Sen. Patrick Welch, D-Peru, said part of higher education’s problem might have been self-induced. He said he saw no lobbyists for higher education Friday. The biggest voice for education during the three-day session were elementary and secondary education school unions.

ep. John Countryman, R-DeKalb, said he thought Welch’s statement was “a great observation.” Countryman said he knew LaTourette was here Thursday with Ken Beasley, assistant to the president, but apparently was caught in a matter at the Regents’ office. Although Regents lobbyist Phil Adams was at the Capitol all three days, Countryman said, “I didn’t see him, and I don’t go looking for lobbyists.

“It’s a disappointment, and I’ve made my feelings known,” he said of the outcome. “I think we need money for faculty salaries. I’ve told them students can’t get classes, tuition is too high. This is not good for the state.”

Welch, Countryman and Satterthwaite voted in favor of the supplementary funds, but Weaver only voted present. Sen. Richard Newhouse, D-Chicago, for Senate Higher Education Committee chairman, voted against the supplementary funds.

Welch and Rock said another reason why higher education was left empty-handed in terms of GRF is that colleges and universities can raise tuition whenever necessary if extra funds are needed. Public elementary and secondary schools do not have that option. Property taxes need to be raised for such funds to become available.

Welch said universities can reduce their enrollment and increase the number of students in classes without affecting students’ learning ability. He said the $10.5 million in SB 1520 was for faculty raises, which he said the legislature would not buy because of the 1,700 teachers in elementary and secondary education who have been laid off.

The $22 million for elementary and secondary education was broken down with $16 million for general state aid, about $3 million for the math and science academy, $2 million for transportation and $1 million for special education. The other major non-GRF items included about $90 million for highways and more than $4 million for state lottery promotion.

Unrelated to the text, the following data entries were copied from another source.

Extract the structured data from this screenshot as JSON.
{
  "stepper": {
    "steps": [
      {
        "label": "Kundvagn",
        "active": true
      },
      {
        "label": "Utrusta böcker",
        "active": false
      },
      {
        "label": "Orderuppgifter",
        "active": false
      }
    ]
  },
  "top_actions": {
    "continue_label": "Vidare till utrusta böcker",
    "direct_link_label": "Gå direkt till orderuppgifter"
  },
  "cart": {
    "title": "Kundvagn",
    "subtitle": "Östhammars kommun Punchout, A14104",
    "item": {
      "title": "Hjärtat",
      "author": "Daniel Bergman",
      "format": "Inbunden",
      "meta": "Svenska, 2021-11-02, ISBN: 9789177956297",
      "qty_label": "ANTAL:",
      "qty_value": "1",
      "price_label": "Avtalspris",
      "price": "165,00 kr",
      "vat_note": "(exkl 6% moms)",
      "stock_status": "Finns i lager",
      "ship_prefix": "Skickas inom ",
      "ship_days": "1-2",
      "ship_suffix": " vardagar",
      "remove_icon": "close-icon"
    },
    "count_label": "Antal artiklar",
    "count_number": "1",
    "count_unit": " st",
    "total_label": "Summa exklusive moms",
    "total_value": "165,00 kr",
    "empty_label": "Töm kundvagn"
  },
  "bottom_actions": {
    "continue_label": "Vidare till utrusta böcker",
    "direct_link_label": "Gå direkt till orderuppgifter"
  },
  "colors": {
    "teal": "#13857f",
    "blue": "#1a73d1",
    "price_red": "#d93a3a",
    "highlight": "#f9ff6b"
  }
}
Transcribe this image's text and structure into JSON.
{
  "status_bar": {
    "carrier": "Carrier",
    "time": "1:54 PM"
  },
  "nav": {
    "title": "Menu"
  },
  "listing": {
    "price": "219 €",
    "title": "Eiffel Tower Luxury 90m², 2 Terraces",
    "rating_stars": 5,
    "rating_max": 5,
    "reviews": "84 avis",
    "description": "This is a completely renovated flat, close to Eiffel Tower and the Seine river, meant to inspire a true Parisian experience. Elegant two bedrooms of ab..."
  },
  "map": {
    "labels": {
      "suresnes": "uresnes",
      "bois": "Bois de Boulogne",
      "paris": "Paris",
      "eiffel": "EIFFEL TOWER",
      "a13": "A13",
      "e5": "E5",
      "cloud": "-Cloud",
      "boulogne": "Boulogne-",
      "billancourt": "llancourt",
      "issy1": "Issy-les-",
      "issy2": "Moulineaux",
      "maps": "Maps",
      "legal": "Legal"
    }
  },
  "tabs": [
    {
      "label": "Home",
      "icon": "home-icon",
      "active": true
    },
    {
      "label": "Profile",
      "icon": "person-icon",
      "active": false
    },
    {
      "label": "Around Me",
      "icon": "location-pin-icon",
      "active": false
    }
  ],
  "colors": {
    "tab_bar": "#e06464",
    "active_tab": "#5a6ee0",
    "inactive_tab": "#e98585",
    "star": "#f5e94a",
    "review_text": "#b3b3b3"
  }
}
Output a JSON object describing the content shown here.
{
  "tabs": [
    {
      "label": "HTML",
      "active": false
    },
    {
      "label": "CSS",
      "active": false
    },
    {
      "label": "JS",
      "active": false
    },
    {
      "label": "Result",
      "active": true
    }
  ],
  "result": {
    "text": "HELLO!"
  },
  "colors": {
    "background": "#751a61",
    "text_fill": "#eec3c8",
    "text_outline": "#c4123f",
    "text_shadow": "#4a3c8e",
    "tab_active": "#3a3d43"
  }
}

It’s sort of a mixed blessing. We have enough funds to get us through the year but not enough for the long run. This is just a Band-Aid and a Band-Aid that will not last because it won’t stick.”

John LaTourette, NIU president